Legislative Analyst Office Recommends Changes to Gov. Brown’s Proposed Transportation Budget
More focus should be on maintenance than on major upgrades and new projects
The Legislative Analyst’s Office, a nonpartisan office that provides fiscal and policy advice to the legislature, released a report focused on proposed transportation expenditures in Governor Brown’s 2018-19 budget proposal.
The office recommends that the legislature, as it responds to the governor’s proposed budget, prioritize the backlog of road maintenance that has been piling up as transportation funding shrank over the last decade. According to a previous report by the LAO, the state would need $2.6 billion every year for three years just to clear the backlog of road maintenance.
But this year, with the passage of S.B. 1, there is more money for transportation. In January, Governor Brown proposed a total transportation budget of $22.5 billion, from all transportation funding sources, for all transportation departments and programs in 2018-19. This is an increase of $4.2 billion, or 23 percent, over 2017-18.
That $22.5 billion includes about $2.8 billion from new revenues generated by S.B. 1. Those revenues are divided among Caltrans and other programs.
Brown proposes to allocate $2.7 billion for local streets and roads and $1.1 billion for the High-Speed Rail Authority, most of which is from the Greenhouse Gas Reduction Fund, which gets revenue from cap-and-trade.
The total proposed budget for Caltrans is $13.6 billion, a twenty percent increase over this year.

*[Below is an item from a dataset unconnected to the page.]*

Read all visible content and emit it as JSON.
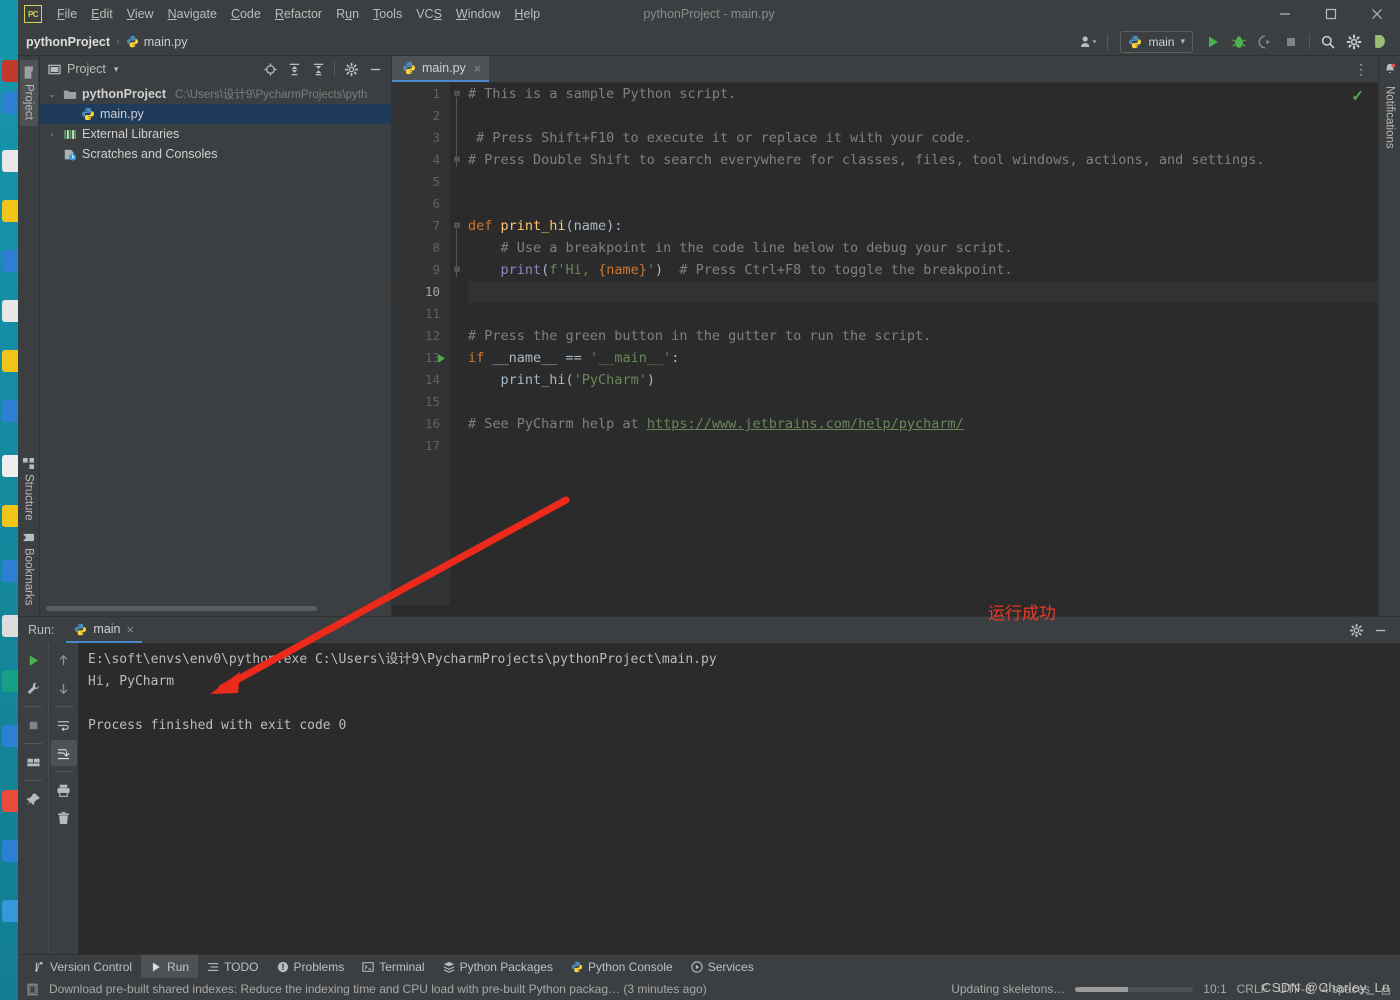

About $878 million of the increase is from S.B. 1.
About $1.6 billion from S.B. 1 would be divided between the State Highway Operations and Protection Program (SHOPP) and the Highway Maintenance Program. The SHOPP rehabilitates and reconstructs highways, and can mean replacing roads or bridges or adding new lanes or ramps. The Highway Maintenance Program takes care of minor routine maintenance—such as filling potholes—as well as some larger repairs including repaving.
While S.B. 1 created formulas to distribute its revenues, those formulas do not distinguish between highway maintenance and highway rehabilitation, with that split being left up to annual budget decisions.
Governor Brown doesn’t propose an even split; his budget would spend $994 million on the SHOPP, and $576 million on maintenance. But the LAO recommends turning this split on its head. While acknowledging that both programs are important, the report recommends that the legislature “consider modifying the Governor’s proposal to weight additional funding toward highway maintenance, since it can save money in the long term by delaying the need for highway rehabilitation and replacement projects.”
“We recommended the Legislature prioritize new funding for highway maintenance over SHOPP, because Caltrans estimates each dollar of major maintenance funding saves between $4 and $12 by postponing the need for rehabilitation,” reads the report.
The LAO report also says that the administration is pushing to get funding to as many SHOPP projects that are ready to go as quickly possible, with maintenance needs getting whatever money is left over.
Also, it says, “The administration indicates it envisions weighting more funding toward SHOPP in the future as new projects are developed. It believes its proposed level of funding for maintenance in the meantime will help Caltrans catch up on its maintenance work.”
This is a red flag for those who are trying to convince state leaders to shift funding towards more sustainable forms of transportation. The SHOPP frequently includes capacity-increasing projects such as new lanes and ramps that aim to speed up traffic. Caltrans and regional and local agencies say projects like these will “fix traffic” but experience shows that, in the long run, they just make it worse.
Increasing highway capacity is also not going to help California meet its climate change goals. Regions are struggling to find ways to reduce driving to meet those goals, yet they continue to want funding for projects that will produce the opposite results. In the long run, increasing capacity also works against California’s ability to maintain transportation infrastructure in a state of good repair. More and wider roads cost more to maintain. This is evident in the maintenance backlog the LAO is pushing the legislature to resolve.
The figure below, from the LAO report, shows how California, despite its stated goals, continues to put more of its money towards facilitating vehicle traffic than towards the modes that can help reduce congestion as well as emissions: transit, biking, and walking.